* _WORK TO COMPLETE_
Return, from the material below, each line in which the word "data" is present.
------------------------------
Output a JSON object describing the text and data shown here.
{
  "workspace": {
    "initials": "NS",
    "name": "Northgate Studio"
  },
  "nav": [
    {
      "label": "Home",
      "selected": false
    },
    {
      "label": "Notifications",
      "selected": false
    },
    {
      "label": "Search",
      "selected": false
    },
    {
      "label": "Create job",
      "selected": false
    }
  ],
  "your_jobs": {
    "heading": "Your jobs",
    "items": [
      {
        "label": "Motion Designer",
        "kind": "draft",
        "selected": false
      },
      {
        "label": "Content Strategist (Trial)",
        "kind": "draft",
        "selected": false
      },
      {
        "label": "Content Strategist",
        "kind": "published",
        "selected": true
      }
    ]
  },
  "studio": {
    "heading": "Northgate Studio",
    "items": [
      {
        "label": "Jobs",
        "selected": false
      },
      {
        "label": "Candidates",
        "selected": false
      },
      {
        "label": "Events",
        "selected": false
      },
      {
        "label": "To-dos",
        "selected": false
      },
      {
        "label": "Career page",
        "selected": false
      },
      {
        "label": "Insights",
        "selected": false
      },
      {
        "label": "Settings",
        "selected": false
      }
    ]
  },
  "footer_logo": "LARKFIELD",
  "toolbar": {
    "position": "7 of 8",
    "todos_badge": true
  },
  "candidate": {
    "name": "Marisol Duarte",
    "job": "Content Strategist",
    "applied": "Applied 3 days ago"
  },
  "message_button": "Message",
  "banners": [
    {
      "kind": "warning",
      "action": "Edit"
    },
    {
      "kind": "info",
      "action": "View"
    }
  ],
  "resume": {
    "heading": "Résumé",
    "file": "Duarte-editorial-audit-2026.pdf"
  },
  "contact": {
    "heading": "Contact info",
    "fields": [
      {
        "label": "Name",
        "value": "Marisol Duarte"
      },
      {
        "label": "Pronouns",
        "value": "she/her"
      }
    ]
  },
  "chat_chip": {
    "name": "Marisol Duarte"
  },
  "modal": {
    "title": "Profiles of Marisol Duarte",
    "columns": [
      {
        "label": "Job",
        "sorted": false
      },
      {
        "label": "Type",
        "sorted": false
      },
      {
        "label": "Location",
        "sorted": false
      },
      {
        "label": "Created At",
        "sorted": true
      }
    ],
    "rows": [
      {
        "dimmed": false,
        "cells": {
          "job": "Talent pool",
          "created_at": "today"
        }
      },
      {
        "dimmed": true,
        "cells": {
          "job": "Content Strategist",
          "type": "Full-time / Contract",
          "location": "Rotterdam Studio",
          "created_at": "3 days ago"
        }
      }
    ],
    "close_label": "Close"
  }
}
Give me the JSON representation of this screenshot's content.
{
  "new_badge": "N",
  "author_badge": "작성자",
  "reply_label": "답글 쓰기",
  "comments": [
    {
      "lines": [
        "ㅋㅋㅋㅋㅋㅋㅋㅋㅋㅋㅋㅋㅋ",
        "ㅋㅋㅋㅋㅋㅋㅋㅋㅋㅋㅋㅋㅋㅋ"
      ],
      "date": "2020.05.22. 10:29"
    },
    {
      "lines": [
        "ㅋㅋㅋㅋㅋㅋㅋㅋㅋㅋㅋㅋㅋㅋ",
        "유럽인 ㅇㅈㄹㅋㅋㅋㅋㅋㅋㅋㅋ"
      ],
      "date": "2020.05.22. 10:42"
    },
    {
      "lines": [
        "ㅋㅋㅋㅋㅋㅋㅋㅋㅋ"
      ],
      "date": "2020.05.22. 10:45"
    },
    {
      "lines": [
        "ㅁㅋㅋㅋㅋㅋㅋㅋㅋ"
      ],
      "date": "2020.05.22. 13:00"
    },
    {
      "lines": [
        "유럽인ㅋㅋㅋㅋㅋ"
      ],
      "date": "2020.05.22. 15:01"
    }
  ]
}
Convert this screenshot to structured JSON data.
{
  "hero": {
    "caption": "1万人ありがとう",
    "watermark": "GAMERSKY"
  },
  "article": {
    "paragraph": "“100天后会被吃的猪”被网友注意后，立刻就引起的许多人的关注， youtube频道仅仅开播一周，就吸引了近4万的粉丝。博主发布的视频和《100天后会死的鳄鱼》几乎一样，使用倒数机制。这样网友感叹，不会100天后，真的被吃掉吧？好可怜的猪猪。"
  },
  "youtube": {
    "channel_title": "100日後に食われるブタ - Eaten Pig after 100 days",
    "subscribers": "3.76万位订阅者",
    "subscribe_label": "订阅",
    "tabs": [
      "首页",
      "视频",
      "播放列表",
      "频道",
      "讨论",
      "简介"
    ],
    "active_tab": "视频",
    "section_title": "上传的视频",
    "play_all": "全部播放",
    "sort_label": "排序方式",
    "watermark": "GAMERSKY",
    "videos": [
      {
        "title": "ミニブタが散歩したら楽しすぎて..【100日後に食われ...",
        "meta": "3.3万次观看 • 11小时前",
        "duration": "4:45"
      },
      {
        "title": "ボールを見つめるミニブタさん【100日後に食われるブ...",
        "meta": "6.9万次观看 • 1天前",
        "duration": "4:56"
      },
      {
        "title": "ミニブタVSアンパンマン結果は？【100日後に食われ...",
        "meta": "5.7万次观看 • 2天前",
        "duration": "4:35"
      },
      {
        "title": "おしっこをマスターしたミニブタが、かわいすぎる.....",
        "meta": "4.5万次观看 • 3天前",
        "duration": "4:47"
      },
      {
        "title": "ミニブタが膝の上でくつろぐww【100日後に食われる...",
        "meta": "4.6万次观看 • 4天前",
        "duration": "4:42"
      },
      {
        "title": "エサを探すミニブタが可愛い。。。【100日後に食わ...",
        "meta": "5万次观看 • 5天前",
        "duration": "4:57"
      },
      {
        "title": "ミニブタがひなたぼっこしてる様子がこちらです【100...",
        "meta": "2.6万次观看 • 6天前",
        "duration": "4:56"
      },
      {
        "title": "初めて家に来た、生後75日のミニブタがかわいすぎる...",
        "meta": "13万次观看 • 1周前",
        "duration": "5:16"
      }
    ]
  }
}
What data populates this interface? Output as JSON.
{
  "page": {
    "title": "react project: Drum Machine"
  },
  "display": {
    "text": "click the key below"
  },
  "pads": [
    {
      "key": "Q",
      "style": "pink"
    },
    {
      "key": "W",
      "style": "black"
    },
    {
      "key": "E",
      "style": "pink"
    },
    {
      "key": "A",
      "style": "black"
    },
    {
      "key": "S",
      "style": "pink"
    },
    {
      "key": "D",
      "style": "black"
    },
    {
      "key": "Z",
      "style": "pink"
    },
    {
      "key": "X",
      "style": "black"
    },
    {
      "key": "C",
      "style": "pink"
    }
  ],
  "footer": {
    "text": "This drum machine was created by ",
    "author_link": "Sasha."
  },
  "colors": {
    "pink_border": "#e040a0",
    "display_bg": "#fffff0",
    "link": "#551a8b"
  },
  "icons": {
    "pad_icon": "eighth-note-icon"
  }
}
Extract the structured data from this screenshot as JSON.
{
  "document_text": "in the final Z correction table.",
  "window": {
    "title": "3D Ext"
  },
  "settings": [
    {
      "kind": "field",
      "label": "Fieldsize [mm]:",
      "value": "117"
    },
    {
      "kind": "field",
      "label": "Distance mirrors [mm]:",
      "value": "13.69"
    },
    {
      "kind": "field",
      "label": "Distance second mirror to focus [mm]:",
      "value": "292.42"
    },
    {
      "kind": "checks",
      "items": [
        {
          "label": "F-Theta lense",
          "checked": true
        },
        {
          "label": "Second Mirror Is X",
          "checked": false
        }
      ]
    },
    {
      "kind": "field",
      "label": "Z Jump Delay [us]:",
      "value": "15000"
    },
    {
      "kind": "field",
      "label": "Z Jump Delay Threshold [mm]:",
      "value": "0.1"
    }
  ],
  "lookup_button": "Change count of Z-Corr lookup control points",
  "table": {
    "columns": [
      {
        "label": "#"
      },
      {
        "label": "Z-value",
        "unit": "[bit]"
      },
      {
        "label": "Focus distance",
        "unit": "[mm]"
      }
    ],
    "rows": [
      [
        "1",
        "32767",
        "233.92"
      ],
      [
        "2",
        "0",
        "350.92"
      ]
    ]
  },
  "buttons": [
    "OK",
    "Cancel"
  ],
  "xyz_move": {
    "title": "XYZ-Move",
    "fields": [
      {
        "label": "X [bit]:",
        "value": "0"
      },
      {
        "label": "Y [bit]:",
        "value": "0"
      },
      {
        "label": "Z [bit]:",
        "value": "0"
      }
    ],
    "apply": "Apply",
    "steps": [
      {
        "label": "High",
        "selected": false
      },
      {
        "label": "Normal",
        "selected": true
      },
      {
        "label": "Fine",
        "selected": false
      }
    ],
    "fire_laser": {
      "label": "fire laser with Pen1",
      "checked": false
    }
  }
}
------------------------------
* _ANSWER TO THIS EXERCISE_
Output a JSON object describing the text and data shown here.
Convert this screenshot to structured JSON data.
What data populates this interface? Output as JSON.
Extract the structured data from this screenshot as JSON.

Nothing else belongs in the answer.